### Task to carry out
With the pictures left out, write every entry down exactly.

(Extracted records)
------------------------------------------------------------

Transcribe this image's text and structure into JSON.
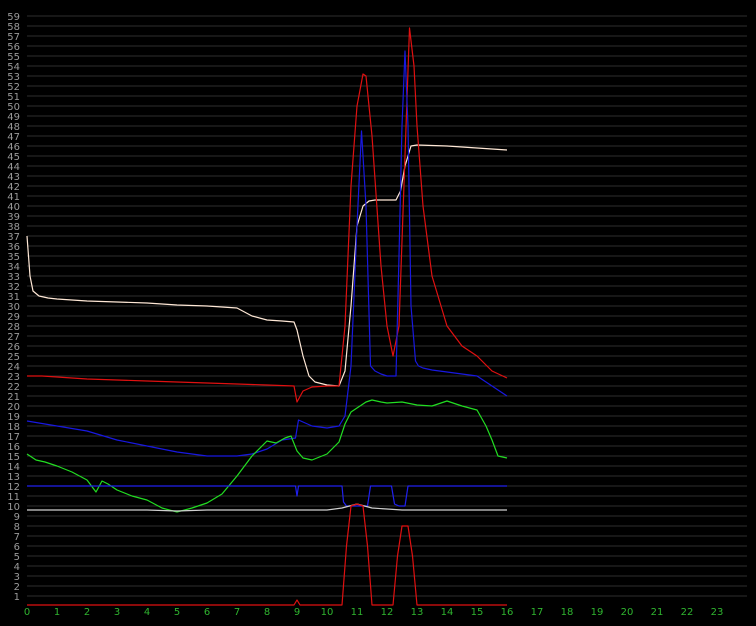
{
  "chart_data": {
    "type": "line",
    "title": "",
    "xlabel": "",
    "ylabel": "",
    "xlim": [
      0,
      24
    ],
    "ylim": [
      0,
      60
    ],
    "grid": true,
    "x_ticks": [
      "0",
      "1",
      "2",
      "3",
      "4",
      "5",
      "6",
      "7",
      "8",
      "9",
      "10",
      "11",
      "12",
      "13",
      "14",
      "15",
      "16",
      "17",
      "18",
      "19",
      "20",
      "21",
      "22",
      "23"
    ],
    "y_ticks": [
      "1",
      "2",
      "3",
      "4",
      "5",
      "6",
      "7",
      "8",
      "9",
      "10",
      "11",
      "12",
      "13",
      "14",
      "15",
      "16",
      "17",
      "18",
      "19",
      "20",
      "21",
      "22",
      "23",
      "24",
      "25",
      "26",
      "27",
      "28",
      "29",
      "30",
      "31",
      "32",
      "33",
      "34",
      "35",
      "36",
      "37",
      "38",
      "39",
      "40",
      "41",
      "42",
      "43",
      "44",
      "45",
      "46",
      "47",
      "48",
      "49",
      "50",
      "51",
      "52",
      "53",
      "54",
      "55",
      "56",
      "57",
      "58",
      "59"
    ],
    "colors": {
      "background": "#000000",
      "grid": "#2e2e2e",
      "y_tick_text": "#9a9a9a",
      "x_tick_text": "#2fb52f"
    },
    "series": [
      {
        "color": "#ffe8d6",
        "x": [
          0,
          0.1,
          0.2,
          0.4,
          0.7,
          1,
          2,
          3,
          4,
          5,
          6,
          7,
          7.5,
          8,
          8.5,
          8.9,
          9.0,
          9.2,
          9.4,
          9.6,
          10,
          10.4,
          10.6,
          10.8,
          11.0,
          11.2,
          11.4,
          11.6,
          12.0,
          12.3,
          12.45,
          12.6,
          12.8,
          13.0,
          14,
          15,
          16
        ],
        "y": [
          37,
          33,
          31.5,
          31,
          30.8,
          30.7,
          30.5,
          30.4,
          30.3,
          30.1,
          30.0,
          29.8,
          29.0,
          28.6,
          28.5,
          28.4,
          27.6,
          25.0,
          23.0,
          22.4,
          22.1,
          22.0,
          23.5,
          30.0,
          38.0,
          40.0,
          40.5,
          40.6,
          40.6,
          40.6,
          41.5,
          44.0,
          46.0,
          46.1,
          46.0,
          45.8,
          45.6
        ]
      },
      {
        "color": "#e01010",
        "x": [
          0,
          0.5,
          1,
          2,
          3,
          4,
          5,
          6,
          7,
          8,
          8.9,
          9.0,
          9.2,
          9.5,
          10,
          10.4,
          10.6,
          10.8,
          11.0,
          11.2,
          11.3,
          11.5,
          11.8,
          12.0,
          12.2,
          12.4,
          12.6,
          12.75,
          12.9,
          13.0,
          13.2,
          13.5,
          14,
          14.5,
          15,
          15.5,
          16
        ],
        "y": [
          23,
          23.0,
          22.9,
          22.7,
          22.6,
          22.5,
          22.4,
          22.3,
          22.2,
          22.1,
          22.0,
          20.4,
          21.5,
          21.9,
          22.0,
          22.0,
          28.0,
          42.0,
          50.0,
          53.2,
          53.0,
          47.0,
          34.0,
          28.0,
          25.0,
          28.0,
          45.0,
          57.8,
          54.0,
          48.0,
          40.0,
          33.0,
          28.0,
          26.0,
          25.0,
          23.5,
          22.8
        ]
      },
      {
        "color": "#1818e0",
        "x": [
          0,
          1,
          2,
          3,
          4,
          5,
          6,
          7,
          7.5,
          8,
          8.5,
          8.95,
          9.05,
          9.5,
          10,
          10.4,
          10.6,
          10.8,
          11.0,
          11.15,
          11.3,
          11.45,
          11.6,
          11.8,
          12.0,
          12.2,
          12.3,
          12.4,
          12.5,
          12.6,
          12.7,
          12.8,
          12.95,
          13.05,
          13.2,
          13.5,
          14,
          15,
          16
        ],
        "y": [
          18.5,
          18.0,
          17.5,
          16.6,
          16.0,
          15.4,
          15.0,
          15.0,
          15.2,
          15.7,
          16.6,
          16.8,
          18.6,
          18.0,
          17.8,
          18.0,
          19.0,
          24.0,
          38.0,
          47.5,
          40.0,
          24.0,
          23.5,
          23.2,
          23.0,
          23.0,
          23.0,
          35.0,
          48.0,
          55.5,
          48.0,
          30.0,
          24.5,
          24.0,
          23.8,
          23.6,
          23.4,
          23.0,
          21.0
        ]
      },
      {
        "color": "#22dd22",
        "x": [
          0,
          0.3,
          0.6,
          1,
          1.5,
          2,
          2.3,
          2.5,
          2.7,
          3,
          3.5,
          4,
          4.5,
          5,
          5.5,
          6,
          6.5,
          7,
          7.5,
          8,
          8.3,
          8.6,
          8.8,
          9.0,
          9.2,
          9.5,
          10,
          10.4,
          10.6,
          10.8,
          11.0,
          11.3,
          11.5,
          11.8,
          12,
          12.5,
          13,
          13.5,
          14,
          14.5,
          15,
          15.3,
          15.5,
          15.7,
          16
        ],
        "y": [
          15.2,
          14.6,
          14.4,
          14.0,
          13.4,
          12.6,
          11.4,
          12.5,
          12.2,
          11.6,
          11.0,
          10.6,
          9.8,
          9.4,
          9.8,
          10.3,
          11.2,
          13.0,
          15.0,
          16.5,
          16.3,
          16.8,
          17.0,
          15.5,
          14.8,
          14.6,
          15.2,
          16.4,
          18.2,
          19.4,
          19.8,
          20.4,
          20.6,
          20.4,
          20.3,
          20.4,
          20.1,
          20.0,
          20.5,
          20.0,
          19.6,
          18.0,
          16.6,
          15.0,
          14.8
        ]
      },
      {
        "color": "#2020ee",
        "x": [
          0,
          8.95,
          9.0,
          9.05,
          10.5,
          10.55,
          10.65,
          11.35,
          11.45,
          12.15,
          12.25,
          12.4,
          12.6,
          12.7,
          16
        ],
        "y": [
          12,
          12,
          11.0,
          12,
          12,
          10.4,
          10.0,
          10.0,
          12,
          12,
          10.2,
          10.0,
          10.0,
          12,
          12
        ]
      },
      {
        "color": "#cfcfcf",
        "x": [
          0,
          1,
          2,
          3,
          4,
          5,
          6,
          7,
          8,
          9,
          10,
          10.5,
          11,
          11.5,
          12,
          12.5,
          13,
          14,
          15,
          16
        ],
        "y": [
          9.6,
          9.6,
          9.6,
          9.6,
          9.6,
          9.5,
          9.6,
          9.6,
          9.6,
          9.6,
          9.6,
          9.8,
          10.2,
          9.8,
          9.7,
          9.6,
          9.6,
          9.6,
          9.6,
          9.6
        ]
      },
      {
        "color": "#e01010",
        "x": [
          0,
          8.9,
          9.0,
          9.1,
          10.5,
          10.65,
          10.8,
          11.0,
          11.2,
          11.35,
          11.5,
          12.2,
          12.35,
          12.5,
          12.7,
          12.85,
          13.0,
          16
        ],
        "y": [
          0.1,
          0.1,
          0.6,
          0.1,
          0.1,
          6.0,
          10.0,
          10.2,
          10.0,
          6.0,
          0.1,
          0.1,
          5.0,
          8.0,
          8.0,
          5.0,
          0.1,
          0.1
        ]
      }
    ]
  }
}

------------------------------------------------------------

### Solution
Transcribe this image's text and structure into JSON.
{
  "chart_data": {
    "type": "line",
    "title": "",
    "xlabel": "",
    "ylabel": "",
    "xlim": [
      0,
      24
    ],
    "ylim": [
      0,
      60
    ],
    "grid": true,
    "x_ticks": [
      "0",
      "1",
      "2",
      "3",
      "4",
      "5",
      "6",
      "7",
      "8",
      "9",
      "10",
      "11",
      "12",
      "13",
      "14",
      "15",
      "16",
      "17",
      "18",
      "19",
      "20",
      "21",
      "22",
      "23"
    ],
    "y_ticks": [
      "1",
      "2",
      "3",
      "4",
      "5",
      "6",
      "7",
      "8",
      "9",
      "10",
      "11",
      "12",
      "13",
      "14",
      "15",
      "16",
      "17",
      "18",
      "19",
      "20",
      "21",
      "22",
      "23",
      "24",
      "25",
      "26",
      "27",
      "28",
      "29",
      "30",
      "31",
      "32",
      "33",
      "34",
      "35",
      "36",
      "37",
      "38",
      "39",
      "40",
      "41",
      "42",
      "43",
      "44",
      "45",
      "46",
      "47",
      "48",
      "49",
      "50",
      "51",
      "52",
      "53",
      "54",
      "55",
      "56",
      "57",
      "58",
      "59"
    ],
    "colors": {
      "background": "#000000",
      "grid": "#2e2e2e",
      "y_tick_text": "#9a9a9a",
      "x_tick_text": "#2fb52f"
    },
    "series": [
      {
        "color": "#ffe8d6",
        "x": [
          0,
          0.1,
          0.2,
          0.4,
          0.7,
          1,
          2,
          3,
          4,
          5,
          6,
          7,
          7.5,
          8,
          8.5,
          8.9,
          9.0,
          9.2,
          9.4,
          9.6,
          10,
          10.4,
          10.6,
          10.8,
          11.0,
          11.2,
          11.4,
          11.6,
          12.0,
          12.3,
          12.45,
          12.6,
          12.8,
          13.0,
          14,
          15,
          16
        ],
        "y": [
          37,
          33,
          31.5,
          31,
          30.8,
          30.7,
          30.5,
          30.4,
          30.3,
          30.1,
          30.0,
          29.8,
          29.0,
          28.6,
          28.5,
          28.4,
          27.6,
          25.0,
          23.0,
          22.4,
          22.1,
          22.0,
          23.5,
          30.0,
          38.0,
          40.0,
          40.5,
          40.6,
          40.6,
          40.6,
          41.5,
          44.0,
          46.0,
          46.1,
          46.0,
          45.8,
          45.6
        ]
      },
      {
        "color": "#e01010",
        "x": [
          0,
          0.5,
          1,
          2,
          3,
          4,
          5,
          6,
          7,
          8,
          8.9,
          9.0,
          9.2,
          9.5,
          10,
          10.4,
          10.6,
          10.8,
          11.0,
          11.2,
          11.3,
          11.5,
          11.8,
          12.0,
          12.2,
          12.4,
          12.6,
          12.75,
          12.9,
          13.0,
          13.2,
          13.5,
          14,
          14.5,
          15,
          15.5,
          16
        ],
        "y": [
          23,
          23.0,
          22.9,
          22.7,
          22.6,
          22.5,
          22.4,
          22.3,
          22.2,
          22.1,
          22.0,
          20.4,
          21.5,
          21.9,
          22.0,
          22.0,
          28.0,
          42.0,
          50.0,
          53.2,
          53.0,
          47.0,
          34.0,
          28.0,
          25.0,
          28.0,
          45.0,
          57.8,
          54.0,
          48.0,
          40.0,
          33.0,
          28.0,
          26.0,
          25.0,
          23.5,
          22.8
        ]
      },
      {
        "color": "#1818e0",
        "x": [
          0,
          1,
          2,
          3,
          4,
          5,
          6,
          7,
          7.5,
          8,
          8.5,
          8.95,
          9.05,
          9.5,
          10,
          10.4,
          10.6,
          10.8,
          11.0,
          11.15,
          11.3,
          11.45,
          11.6,
          11.8,
          12.0,
          12.2,
          12.3,
          12.4,
          12.5,
          12.6,
          12.7,
          12.8,
          12.95,
          13.05,
          13.2,
          13.5,
          14,
          15,
          16
        ],
        "y": [
          18.5,
          18.0,
          17.5,
          16.6,
          16.0,
          15.4,
          15.0,
          15.0,
          15.2,
          15.7,
          16.6,
          16.8,
          18.6,
          18.0,
          17.8,
          18.0,
          19.0,
          24.0,
          38.0,
          47.5,
          40.0,
          24.0,
          23.5,
          23.2,
          23.0,
          23.0,
          23.0,
          35.0,
          48.0,
          55.5,
          48.0,
          30.0,
          24.5,
          24.0,
          23.8,
          23.6,
          23.4,
          23.0,
          21.0
        ]
      },
      {
        "color": "#22dd22",
        "x": [
          0,
          0.3,
          0.6,
          1,
          1.5,
          2,
          2.3,
          2.5,
          2.7,
          3,
          3.5,
          4,
          4.5,
          5,
          5.5,
          6,
          6.5,
          7,
          7.5,
          8,
          8.3,
          8.6,
          8.8,
          9.0,
          9.2,
          9.5,
          10,
          10.4,
          10.6,
          10.8,
          11.0,
          11.3,
          11.5,
          11.8,
          12,
          12.5,
          13,
          13.5,
          14,
          14.5,
          15,
          15.3,
          15.5,
          15.7,
          16
        ],
        "y": [
          15.2,
          14.6,
          14.4,
          14.0,
          13.4,
          12.6,
          11.4,
          12.5,
          12.2,
          11.6,
          11.0,
          10.6,
          9.8,
          9.4,
          9.8,
          10.3,
          11.2,
          13.0,
          15.0,
          16.5,
          16.3,
          16.8,
          17.0,
          15.5,
          14.8,
          14.6,
          15.2,
          16.4,
          18.2,
          19.4,
          19.8,
          20.4,
          20.6,
          20.4,
          20.3,
          20.4,
          20.1,
          20.0,
          20.5,
          20.0,
          19.6,
          18.0,
          16.6,
          15.0,
          14.8
        ]
      },
      {
        "color": "#2020ee",
        "x": [
          0,
          8.95,
          9.0,
          9.05,
          10.5,
          10.55,
          10.65,
          11.35,
          11.45,
          12.15,
          12.25,
          12.4,
          12.6,
          12.7,
          16
        ],
        "y": [
          12,
          12,
          11.0,
          12,
          12,
          10.4,
          10.0,
          10.0,
          12,
          12,
          10.2,
          10.0,
          10.0,
          12,
          12
        ]
      },
      {
        "color": "#cfcfcf",
        "x": [
          0,
          1,
          2,
          3,
          4,
          5,
          6,
          7,
          8,
          9,
          10,
          10.5,
          11,
          11.5,
          12,
          12.5,
          13,
          14,
          15,
          16
        ],
        "y": [
          9.6,
          9.6,
          9.6,
          9.6,
          9.6,
          9.5,
          9.6,
          9.6,
          9.6,
          9.6,
          9.6,
          9.8,
          10.2,
          9.8,
          9.7,
          9.6,
          9.6,
          9.6,
          9.6,
          9.6
        ]
      },
      {
        "color": "#e01010",
        "x": [
          0,
          8.9,
          9.0,
          9.1,
          10.5,
          10.65,
          10.8,
          11.0,
          11.2,
          11.35,
          11.5,
          12.2,
          12.35,
          12.5,
          12.7,
          12.85,
          13.0,
          16
        ],
        "y": [
          0.1,
          0.1,
          0.6,
          0.1,
          0.1,
          6.0,
          10.0,
          10.2,
          10.0,
          6.0,
          0.1,
          0.1,
          5.0,
          8.0,
          8.0,
          5.0,
          0.1,
          0.1
        ]
      }
    ]
  }
}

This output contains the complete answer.